This year’s conference was a roaring success and we have been receiving some wonderful feedback.

We were privileged enough to have the inspiring Fr Adrian Porter and David Wells speak to our delegates in what was a very busy two days, rounded off with Bishop John Arnold’s motivating reassurance. Notwithstanding that, we had a harem of excellent guest keynote speakers including Paul Hutchinson from Corrymeela and two excellent headteachers, Ed Conway and Juile-Anne Tallon speaking to us about their own personal experiences. All was documented by the very talented More Than Minutes, as you can see, who did a wonderful job at bringing our conference to life.


If you attended the conference and have not yet left any feedback you can do so by visiting:-


CCRS: Twenty-Five Years On

New Research Report published by co-authors Dr Ros Stuart-Buttle and Fr Des Seddon entitled “CCRS Twenty-Five Years On: One Size Fits All?” takes up this question and shows that one of the main vehicles over the last 25 years called the Catholic Certificate in Religious Studies (CCRS) has made a huge impact on peoples’ personal, spiritual and professional lives. More than 20,000 adults across England and Wales have taken the course since 2000 in order to further their knowledge and understanding of the Catholic faith, many of whom work in our Catholic schools and parishes. While the research affirms the role and contribution of the CCRS to adult formation and celebrates all that has been achieved, it also raises timely and important questions to be considered.

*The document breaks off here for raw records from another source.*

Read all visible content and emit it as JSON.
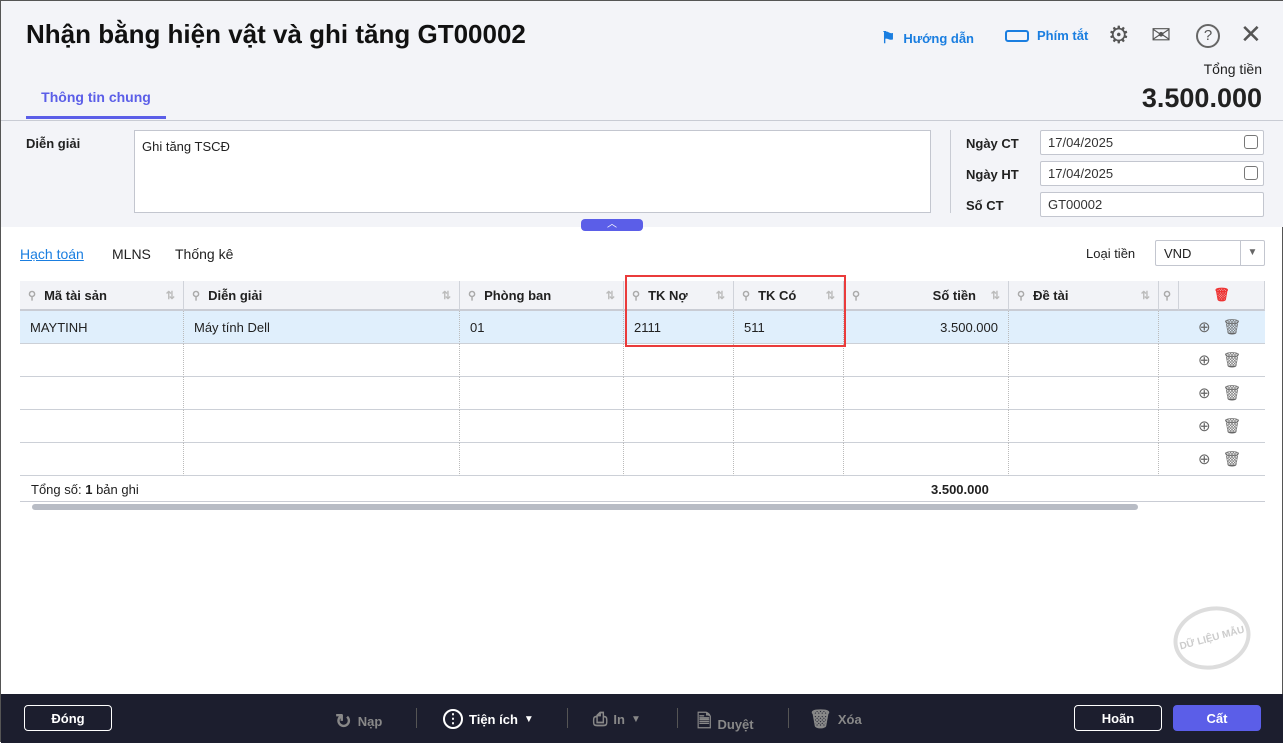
{
  "header": {
    "title": "Nhận bằng hiện vật và ghi tăng GT00002",
    "guide": "Hướng dẫn",
    "shortcuts": "Phím tắt",
    "total_label": "Tổng tiền",
    "total_value": "3.500.000"
  },
  "tabs": [
    {
      "label": "Thông tin chung"
    }
  ],
  "form": {
    "desc_label": "Diễn giải",
    "desc_value": "Ghi tăng TSCĐ",
    "ngay_ct_label": "Ngày CT",
    "ngay_ct": "17/04/2025",
    "ngay_ht_label": "Ngày HT",
    "ngay_ht": "17/04/2025",
    "so_ct_label": "Số CT",
    "so_ct": "GT00002"
  },
  "subtabs": [
    "Hạch toán",
    "MLNS",
    "Thống kê"
  ],
  "currency": {
    "label": "Loại tiền",
    "value": "VND"
  },
  "grid": {
    "columns": [
      "Mã tài sản",
      "Diễn giải",
      "Phòng ban",
      "TK Nợ",
      "TK Có",
      "Số tiền",
      "Đề tài"
    ],
    "rows": [
      [
        "MAYTINH",
        "Máy tính Dell",
        "01",
        "2111",
        "511",
        "3.500.000",
        ""
      ]
    ],
    "footer_prefix": "Tổng số:",
    "footer_count": "1",
    "footer_suffix": "bản ghi",
    "footer_total": "3.500.000"
  },
  "watermark": "DỮ LIỆU MẪU",
  "toolbar": {
    "close": "Đóng",
    "reload": "Nạp",
    "utilities": "Tiện ích",
    "print": "In",
    "approve": "Duyệt",
    "delete": "Xóa",
    "cancel": "Hoãn",
    "save": "Cất"
  },
  "colors": {
    "accent": "#5b5ee8",
    "link": "#1a7ee0",
    "highlight": "#ea3b3b",
    "footer": "#1c1e2e"
  }
}
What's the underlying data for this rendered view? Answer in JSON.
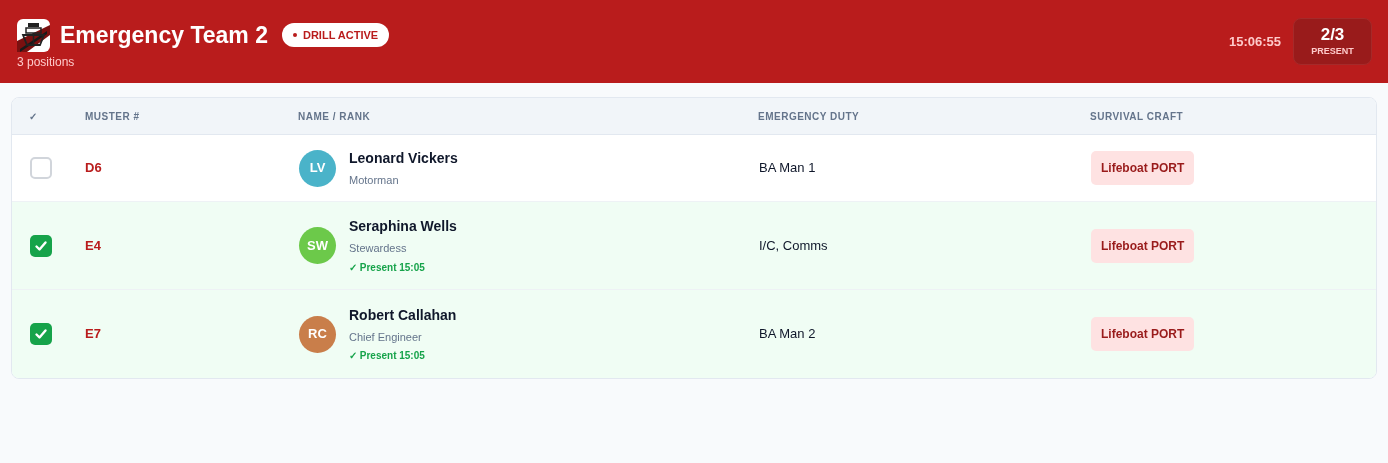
{
  "header": {
    "title": "Emergency Team 2",
    "subtitle": "3 positions",
    "badge": "DRILL ACTIVE",
    "clock": "15:06:55",
    "count": "2/3",
    "count_label": "PRESENT"
  },
  "table": {
    "columns": [
      "✓",
      "MUSTER #",
      "NAME / RANK",
      "EMERGENCY DUTY",
      "SURVIVAL CRAFT"
    ],
    "rows": [
      {
        "checked": false,
        "muster": "D6",
        "initials": "LV",
        "color": "#4ab3c9",
        "name": "Leonard Vickers",
        "rank": "Motorman",
        "duty": "BA Man 1",
        "craft": "Lifeboat PORT"
      },
      {
        "checked": true,
        "muster": "E4",
        "initials": "SW",
        "color": "#6cc94a",
        "name": "Seraphina Wells",
        "rank": "Stewardess",
        "present": "✓ Present 15:05",
        "duty": "I/C, Comms",
        "craft": "Lifeboat PORT"
      },
      {
        "checked": true,
        "muster": "E7",
        "initials": "RC",
        "color": "#c97e4a",
        "name": "Robert Callahan",
        "rank": "Chief Engineer",
        "present": "✓ Present 15:05",
        "duty": "BA Man 2",
        "craft": "Lifeboat PORT"
      }
    ]
  }
}
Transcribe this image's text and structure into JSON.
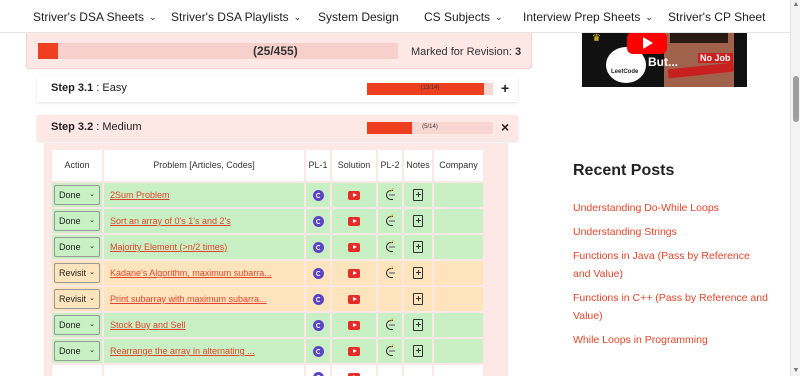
{
  "nav": {
    "items": [
      {
        "label": "Striver's DSA Sheets",
        "dropdown": true
      },
      {
        "label": "Striver's DSA Playlists",
        "dropdown": true
      },
      {
        "label": "System Design",
        "dropdown": false
      },
      {
        "label": "CS Subjects",
        "dropdown": true
      },
      {
        "label": "Interview Prep Sheets",
        "dropdown": true
      },
      {
        "label": "Striver's CP Sheet",
        "dropdown": false
      }
    ]
  },
  "progress": {
    "count": "(25/455)",
    "fraction": 0.055,
    "marked_label": "Marked for Revision:",
    "marked_value": "3"
  },
  "steps": [
    {
      "name": "Step 3.1",
      "level": "Easy",
      "progress_text": "(13/14)",
      "fraction": 0.93,
      "toggle": "+"
    },
    {
      "name": "Step 3.2",
      "level": "Medium",
      "progress_text": "(5/14)",
      "fraction": 0.36,
      "toggle": "×"
    }
  ],
  "table": {
    "headers": {
      "action": "Action",
      "problem": "Problem [Articles, Codes]",
      "pl1": "PL-1",
      "solution": "Solution",
      "pl2": "PL-2",
      "notes": "Notes",
      "company": "Company"
    },
    "rows": [
      {
        "status": "Done",
        "problem": "2Sum Problem",
        "pl2": true
      },
      {
        "status": "Done",
        "problem": "Sort an array of 0's 1's and 2's",
        "pl2": true
      },
      {
        "status": "Done",
        "problem": "Majority Element (>n/2 times)",
        "pl2": true
      },
      {
        "status": "Revisit",
        "problem": "Kadane's Algorithm, maximum subarra...",
        "pl2": true
      },
      {
        "status": "Revisit",
        "problem": "Print subarray with maximum subarra...",
        "pl2": false
      },
      {
        "status": "Done",
        "problem": "Stock Buy and Sell",
        "pl2": true
      },
      {
        "status": "Done",
        "problem": "Rearrange the array in alternating ...",
        "pl2": true
      }
    ]
  },
  "sidebar": {
    "thumb_text_1": "But...",
    "thumb_text_2": "No Job",
    "thumb_logo": "LeetCode",
    "recent_title": "Recent Posts",
    "recent_posts": [
      "Understanding Do-While Loops",
      "Understanding Strings",
      "Functions in Java (Pass by Reference and Value)",
      "Functions in C++ (Pass by Reference and Value)",
      "While Loops in Programming"
    ]
  },
  "colors": {
    "accent": "#ee3f21",
    "link": "#e2452b",
    "done_row": "#c9efc4",
    "revisit_row": "#fde4bd",
    "panel": "#fde8e6"
  }
}
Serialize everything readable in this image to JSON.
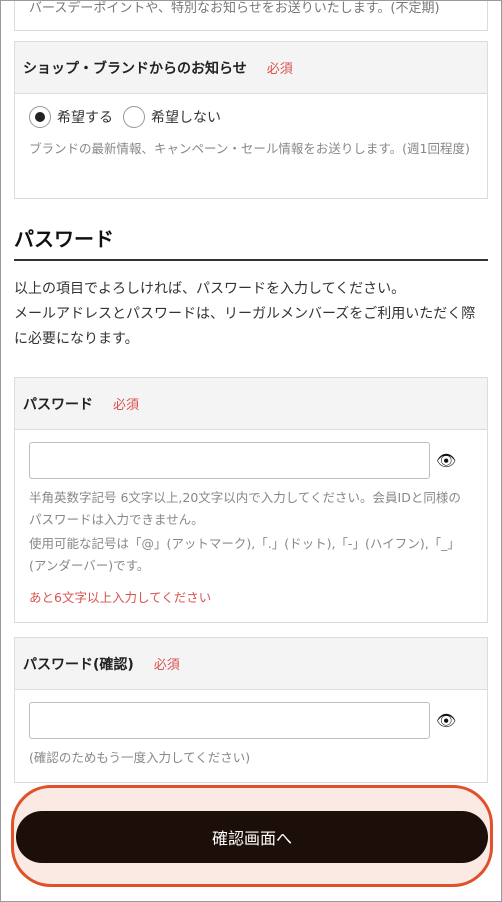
{
  "top_clipped_text": "バースデーポイントや、特別なお知らせをお送りいたします。(不定期)",
  "shop_notice": {
    "title": "ショップ・ブランドからのお知らせ",
    "required": "必須",
    "options": [
      "希望する",
      "希望しない"
    ],
    "selected": "希望する",
    "note": "ブランドの最新情報、キャンペーン・セール情報をお送りします。(週1回程度)"
  },
  "password_section": {
    "title": "パスワード",
    "intro_1": "以上の項目でよろしければ、パスワードを入力してください。",
    "intro_2": "メールアドレスとパスワードは、リーガルメンバーズをご利用いただく際に必要になります。"
  },
  "password_field": {
    "label": "パスワード",
    "required": "必須",
    "value": "",
    "hint_1": "半角英数字記号 6文字以上,20文字以内で入力してください。会員IDと同様のパスワードは入力できません。",
    "hint_2": "使用可能な記号は「@」(アットマーク),「.」(ドット),「-」(ハイフン),「_」(アンダーバー)です。",
    "warning": "あと6文字以上入力してください"
  },
  "password_confirm": {
    "label": "パスワード(確認)",
    "required": "必須",
    "value": "",
    "hint": "(確認のためもう一度入力してください)"
  },
  "confirm_button": "確認画面へ",
  "colors": {
    "accent_red": "#d9534f",
    "button_bg": "#1c0e08",
    "highlight_border": "#e0502a",
    "highlight_bg": "#fbe9e3"
  },
  "icons": {
    "show_password": "eye-icon"
  }
}
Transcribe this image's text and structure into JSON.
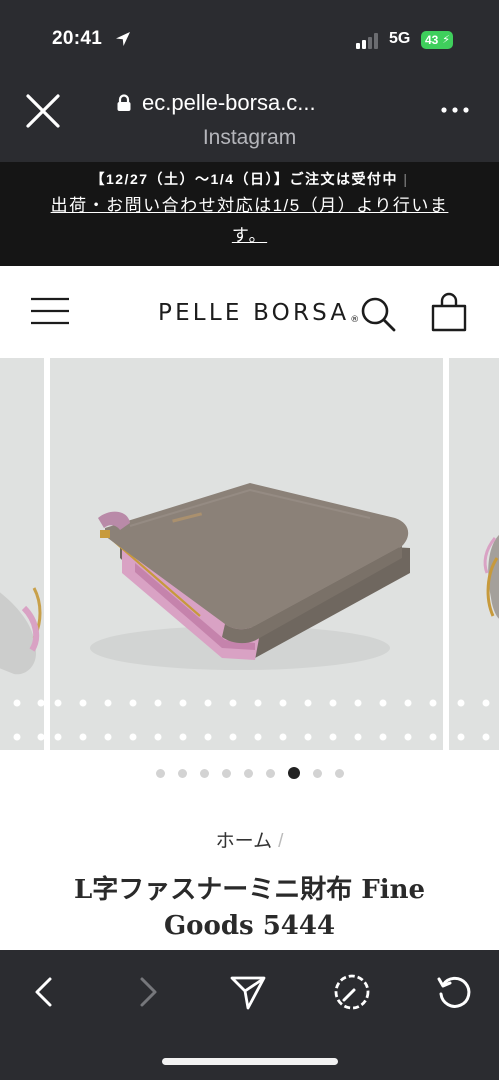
{
  "status_bar": {
    "time": "20:41",
    "network": "5G",
    "battery": "43",
    "icons": [
      "location-arrow-icon",
      "signal-bars-icon",
      "battery-charging-icon"
    ]
  },
  "browser": {
    "url": "ec.pelle-borsa.c...",
    "subtitle": "Instagram",
    "icons": [
      "close-icon",
      "lock-icon",
      "more-dots-icon"
    ]
  },
  "notice": {
    "line1": "【12/27（土）～1/4（日）】ご注文は受付中",
    "separator": "|",
    "line2": "出荷・お問い合わせ対応は1/5（月）より行います。"
  },
  "site_header": {
    "brand": "PELLE BORSA",
    "brand_mark": "®",
    "icons": [
      "hamburger-menu-icon",
      "search-icon",
      "shopping-bag-icon"
    ]
  },
  "gallery": {
    "slide_count": 9,
    "active_index": 6
  },
  "breadcrumb": {
    "home": "ホーム",
    "separator": "/"
  },
  "product": {
    "title_line1": "L字ファスナーミニ財布 Fine",
    "title_line2": "Goods 5444"
  },
  "toolbar": {
    "icons": [
      "chevron-left-icon",
      "chevron-right-icon",
      "send-icon",
      "compass-icon",
      "reload-icon"
    ]
  },
  "colors": {
    "chrome": "#2b2c30",
    "notice_bg": "#151515",
    "battery": "#3fcf5c",
    "photo_bg": "#dfe1e0",
    "wallet_leather": "#8b8178",
    "wallet_lining": "#d9a2c4"
  }
}
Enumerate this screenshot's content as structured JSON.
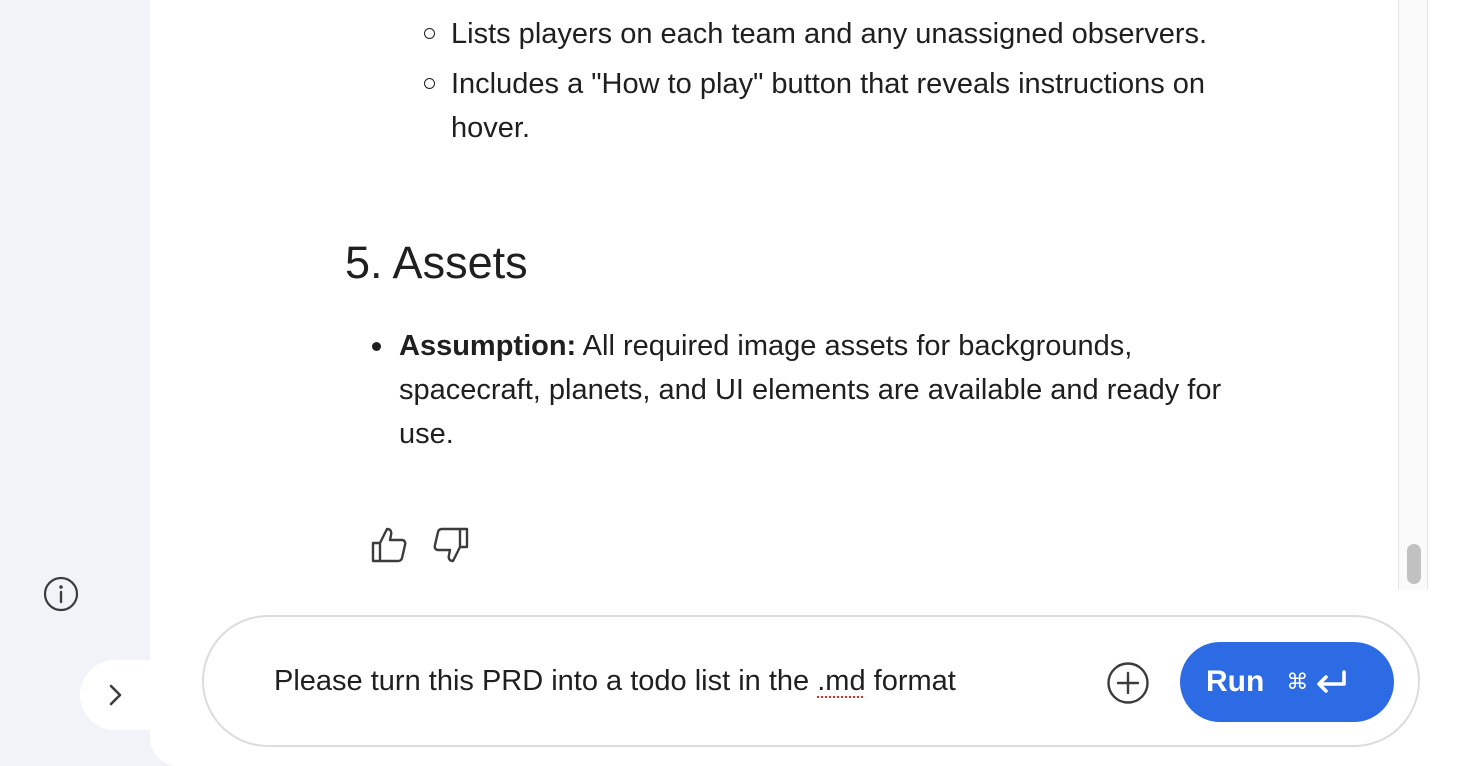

Research findings come from course participants as well as from interviews with bishops, diocesan education directors, head teachers and those who provide CCRS in their local area. The report gives hard evidence of the continuing need for adult theological literacy and the vast majority of participants greatly value the course and would recommend it to others. The research also identifies concerns about the type of curriculum that is needed and how best to enable adult learning with clear theological purpose and practical relevance for today. The report makes a number of recommendations for church authorities to consider but looks ahead with confidence to the next 25 years.

Dr Ros Stuart-Buttle, Director of the Centre for Christian Education at Liverpool Hope University, who led the research project says, “It was a privilege to undertake this research. I was inspired by the many individual stories of how the CCRS has impacted on peoples’ spiritual and professional lives. I was also challenged by the needs, perceptions and expectations that people bring to their experience of faith and stimulated, as a result, to see how lay Catholics today can grow in theological thinking that is relevant to our times.”


Fr Des Seddon, Chairman of the Board of Religious Studies of the Catholic Bishops’ Conference of England and Wales, affirms the importance of the research report and says, “The recommendations will provide the Board of Studies with a way forward for the next Phase of developments for the CCRS.  I would like to express my thanks to all those who were involved in the research.”